Foraging animals experience interruptions to foraging for a variety of reasons, such as spatial position and associated anti-predator vigilance, differences in spontaneous activity, and socially -mediated interference. Stable, predictable variation in body condition between herd-living animals may aid group cohesion through minimising costly conflict behaviour, if we assume that body condition is related to overall fitness.
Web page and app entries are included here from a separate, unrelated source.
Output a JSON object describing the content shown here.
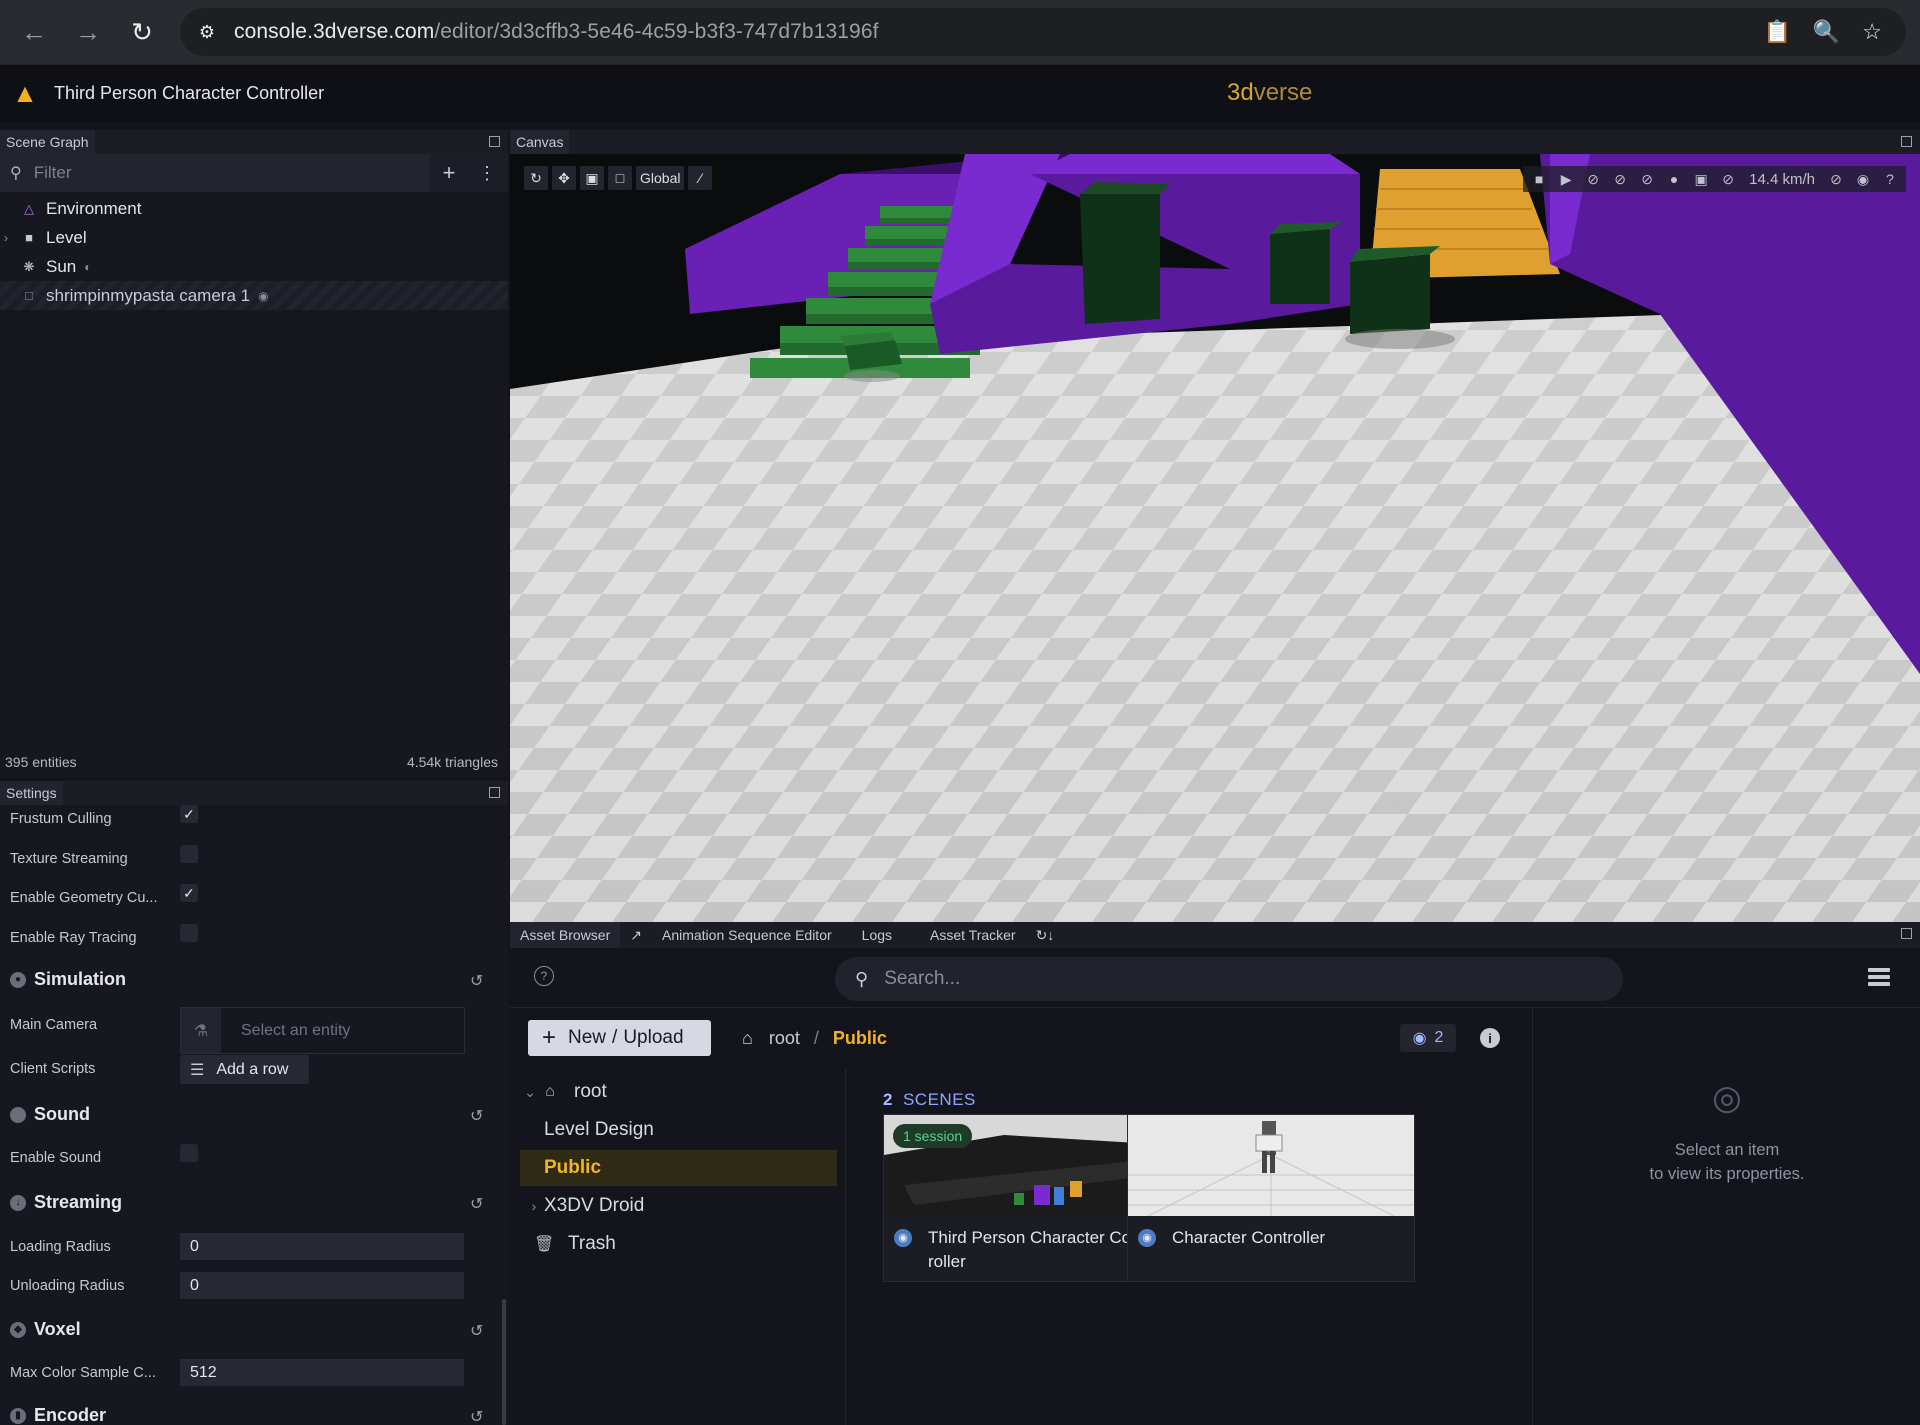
{
  "browser": {
    "url_host": "console.3dverse.com",
    "url_path": "/editor/3d3cffb3-5e46-4c59-b3f3-747d7b13196f"
  },
  "app": {
    "title": "Third Person Character Controller",
    "brand_prefix": "3d",
    "brand_suffix": "verse",
    "accent_color": "#f0b429"
  },
  "scene_graph": {
    "panel_title": "Scene Graph",
    "filter_placeholder": "Filter",
    "items": [
      {
        "label": "Environment",
        "icon": "environment-icon"
      },
      {
        "label": "Level",
        "icon": "cube-icon"
      },
      {
        "label": "Sun",
        "icon": "sun-icon"
      },
      {
        "label": "shrimpinmypasta camera 1",
        "icon": "camera-icon"
      }
    ],
    "entities": "395 entities",
    "triangles": "4.54k triangles"
  },
  "settings": {
    "panel_title": "Settings",
    "frustum_culling": "Frustum Culling",
    "texture_streaming": "Texture Streaming",
    "geometry_culling": "Enable Geometry Cu...",
    "ray_tracing": "Enable Ray Tracing",
    "simulation": "Simulation",
    "main_camera": "Main Camera",
    "main_camera_placeholder": "Select an entity",
    "client_scripts": "Client Scripts",
    "add_row": "Add a row",
    "sound": "Sound",
    "enable_sound": "Enable Sound",
    "streaming": "Streaming",
    "loading_radius": "Loading Radius",
    "loading_radius_value": "0",
    "unloading_radius": "Unloading Radius",
    "unloading_radius_value": "0",
    "voxel": "Voxel",
    "max_color": "Max Color Sample C...",
    "max_color_value": "512",
    "encoder": "Encoder"
  },
  "canvas": {
    "panel_title": "Canvas",
    "space_mode": "Global",
    "speed": "14.4 km/h"
  },
  "asset_browser": {
    "tabs": [
      "Asset Browser",
      "Animation Sequence Editor",
      "Logs",
      "Asset Tracker"
    ],
    "search_placeholder": "Search...",
    "new_label": "New",
    "upload_label": "Upload",
    "crumb_root": "root",
    "crumb_current": "Public",
    "scene_count": "2",
    "folders": [
      {
        "label": "root",
        "icon": "home-icon"
      },
      {
        "label": "Level Design"
      },
      {
        "label": "Public"
      },
      {
        "label": "X3DV Droid"
      },
      {
        "label": "Trash",
        "icon": "trash-icon"
      }
    ],
    "scenes_count": "2",
    "scenes_label": "SCENES",
    "scenes": [
      {
        "title": "Third Person Character Cont roller",
        "badge": "1 session"
      },
      {
        "title": "Character Controller"
      }
    ],
    "props_line1": "Select an item",
    "props_line2": "to view its properties."
  }
}
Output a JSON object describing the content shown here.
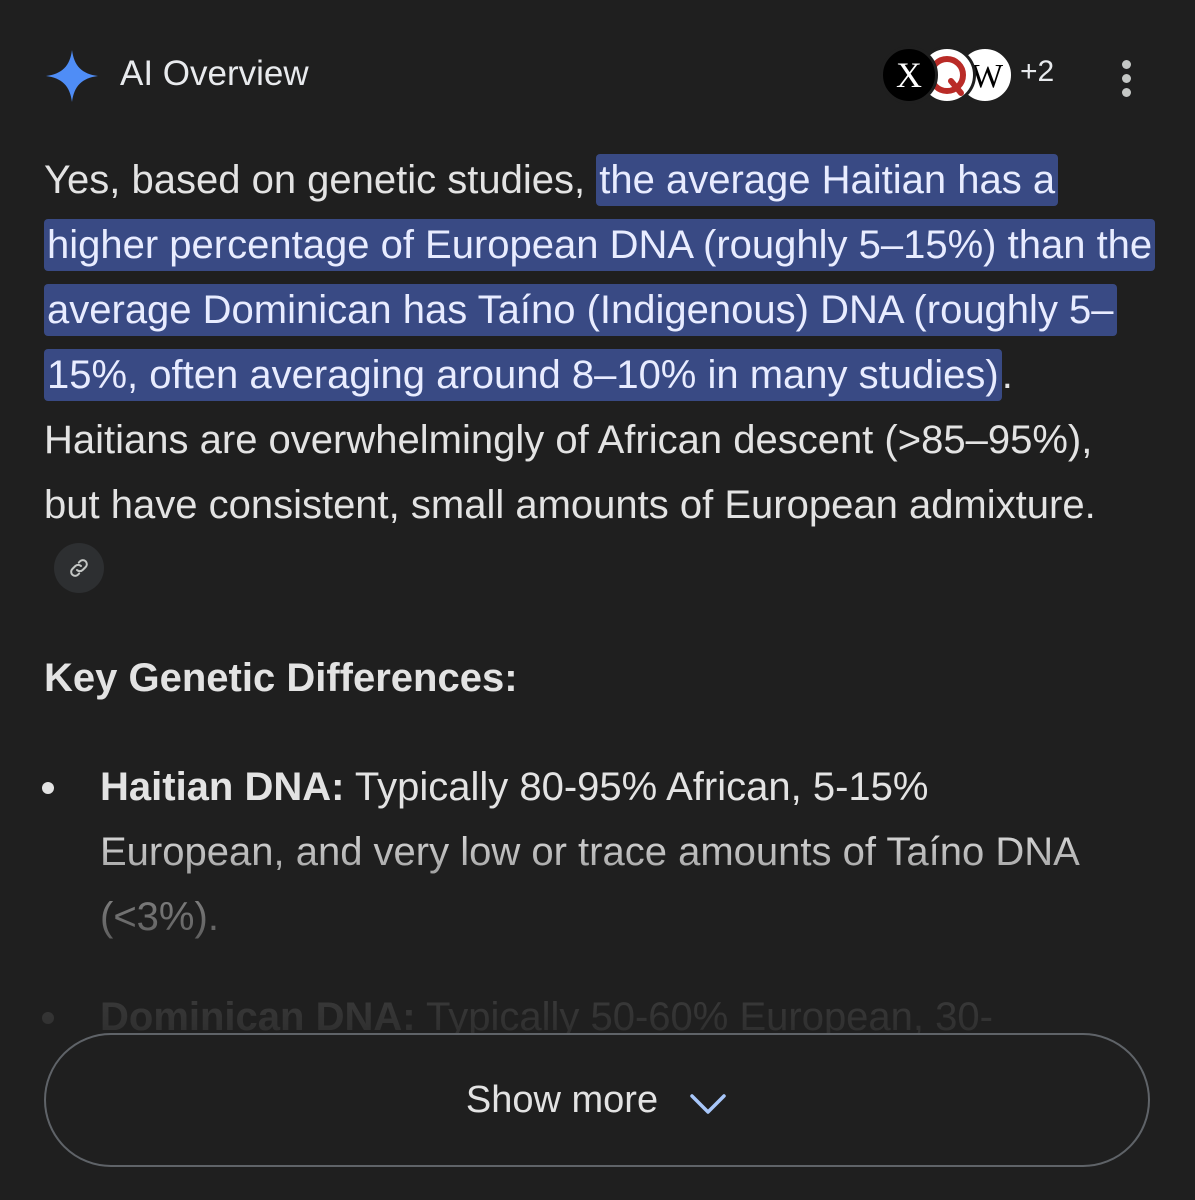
{
  "header": {
    "title": "AI Overview",
    "sources_more_count": "+2",
    "source_icons": [
      "x-icon",
      "quora-icon",
      "wikipedia-icon"
    ],
    "source_icon_letters": [
      "X",
      "Q",
      "W"
    ],
    "sparkle_color": "#4f8df6",
    "menu_icon": "more-vert-icon"
  },
  "answer": {
    "lead": "Yes, based on genetic studies, ",
    "highlight": "the average Haitian has a higher percentage of European DNA (roughly 5–15%) than the average Dominican has Taíno (Indigenous) DNA (roughly 5–15%, often averaging around 8–10% in many studies)",
    "rest": ". Haitians are overwhelmingly of African descent (>85–95%), but have consistent, small amounts of European admixture.",
    "link_icon": "link-icon",
    "highlight_color": "#394a84"
  },
  "section": {
    "title": "Key Genetic Differences:"
  },
  "bullets": [
    {
      "label": "Haitian DNA:",
      "text": " Typically 80-95% African, 5-15% European, and very low or trace amounts of Taíno DNA (<3%)."
    },
    {
      "label": "Dominican DNA:",
      "text": " Typically 50-60% European, 30-"
    }
  ],
  "show_more": {
    "label": "Show more",
    "icon": "chevron-down-icon"
  }
}
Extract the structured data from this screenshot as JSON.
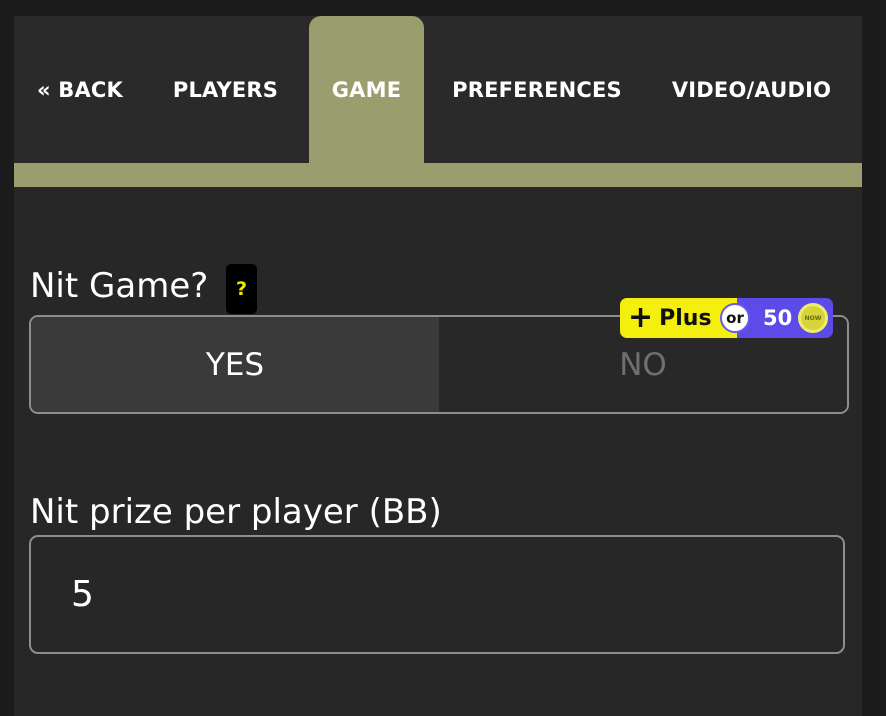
{
  "tabs": {
    "back": "« BACK",
    "players": "PLAYERS",
    "game": "GAME",
    "preferences": "PREFERENCES",
    "video_audio": "VIDEO/AUDIO",
    "active": "GAME"
  },
  "nit_game": {
    "label": "Nit Game?",
    "help": "?",
    "options": [
      "YES",
      "NO"
    ],
    "selected": "YES"
  },
  "plus_badge": {
    "plus_sign": "+",
    "plus_label": "Plus",
    "or_label": "or",
    "coin_amount": "50",
    "coin_text": "NOW"
  },
  "nit_prize": {
    "label": "Nit prize per player (BB)",
    "value": "5"
  },
  "colors": {
    "accent": "#9a9d6e",
    "background": "#272727",
    "help_yellow": "#f3e600",
    "plus_yellow": "#f4ef0d",
    "plus_purple": "#5c4be8"
  }
}
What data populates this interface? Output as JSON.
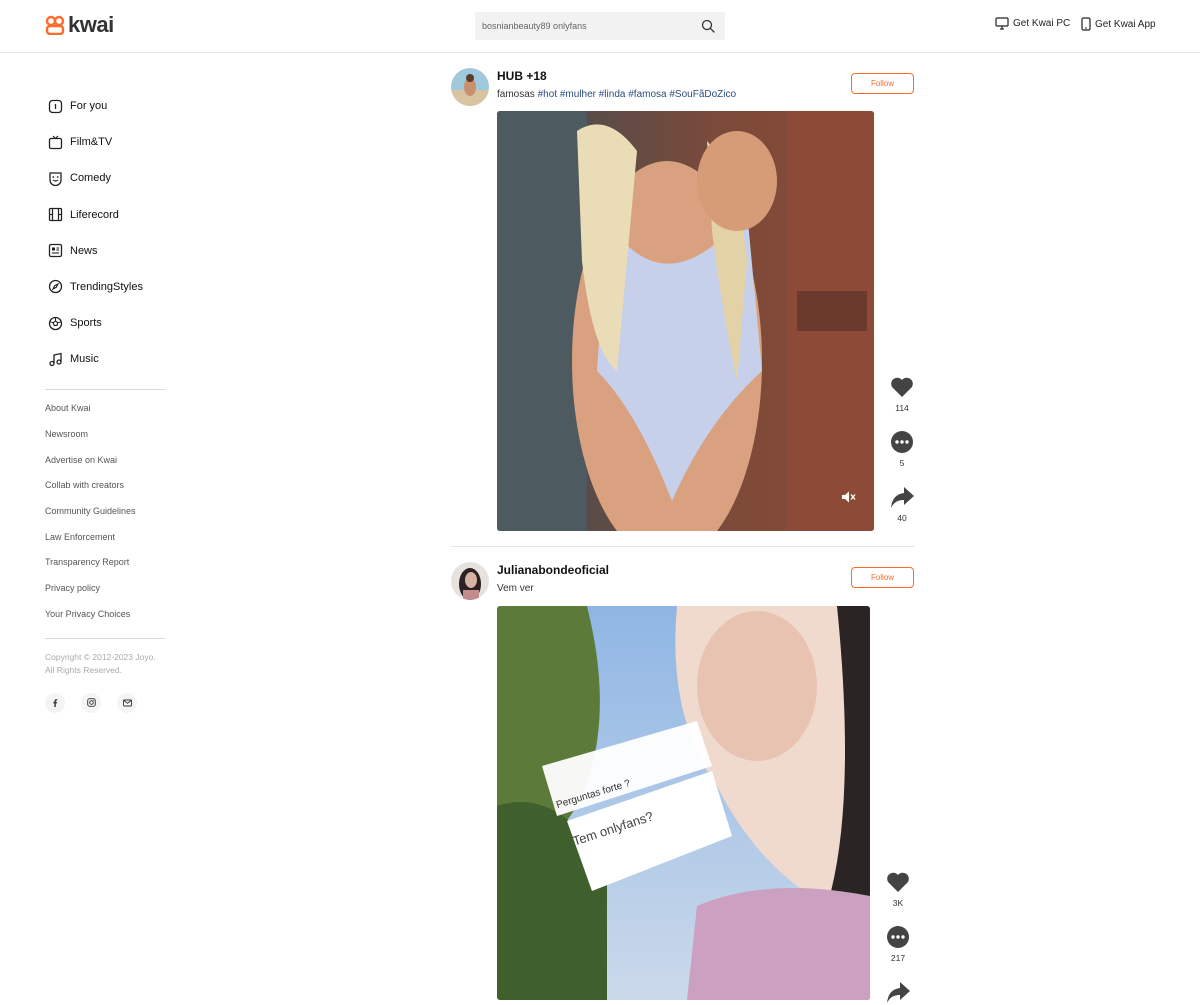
{
  "header": {
    "logo_text": "kwai",
    "search": {
      "value": "bosnianbeauty89 onlyfans",
      "placeholder": ""
    },
    "get_pc_label": "Get Kwai PC",
    "get_app_label": "Get Kwai App",
    "brand_color": "#ff6b2c"
  },
  "sidebar": {
    "nav": [
      {
        "label": "For you",
        "icon": "info-circle-icon"
      },
      {
        "label": "Film&TV",
        "icon": "tv-icon"
      },
      {
        "label": "Comedy",
        "icon": "smile-icon"
      },
      {
        "label": "Liferecord",
        "icon": "film-icon"
      },
      {
        "label": "News",
        "icon": "news-icon"
      },
      {
        "label": "TrendingStyles",
        "icon": "compass-icon"
      },
      {
        "label": "Sports",
        "icon": "soccer-ball-icon"
      },
      {
        "label": "Music",
        "icon": "music-note-icon"
      }
    ],
    "footer_links": [
      "About Kwai",
      "Newsroom",
      "Advertise on Kwai",
      "Collab with creators",
      "Community Guidelines",
      "Law Enforcement",
      "Transparency Report",
      "Privacy policy",
      "Your Privacy Choices"
    ],
    "copyright_line1": "Copyright © 2012-2023 Joyo.",
    "copyright_line2": "All Rights Reserved.",
    "socials": [
      "facebook-icon",
      "instagram-icon",
      "mail-icon"
    ]
  },
  "posts": [
    {
      "author": "HUB +18",
      "caption_text": "famosas",
      "tags": [
        "#hot",
        "#mulher",
        "#linda",
        "#famosa",
        "#SouFãDoZico"
      ],
      "follow_label": "Follow",
      "likes": "114",
      "comments": "5",
      "shares": "40",
      "muted": true
    },
    {
      "author": "Julianabondeoficial",
      "caption_text": "Vem ver",
      "tags": [],
      "follow_label": "Follow",
      "video_overlay_top": "Perguntas forte ?",
      "video_overlay_bottom": "Tem onlyfans?",
      "likes": "3K",
      "comments": "217"
    }
  ]
}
Considering grazing herbivores, I explore the effect of varying absolute and relative foraging interruption rates upon the overall body condition of individuals, and also the impact upon the stability of energetic reserves over time as a potential mechanism aiding group cohesion.
|Translated title of the contribution||A dynamic model exploring the effect of varying foraging interruption rates between individuals; the link to body condition and the possible effect on herd cohesion|
|Title of host publication||ASAB Easter Conference, University of Aberystwyth|
|Publication status||Published - 2012|
Giles, SL., Nicol, CJ., Harris, PA., & Rands, SA. (2012). A dynamic model exploring the effect of varying foraging interruption rates between individuals; the link to body condition and the possible effect on herd cohesion. In ASAB Easter Conference, University of Aberystwyth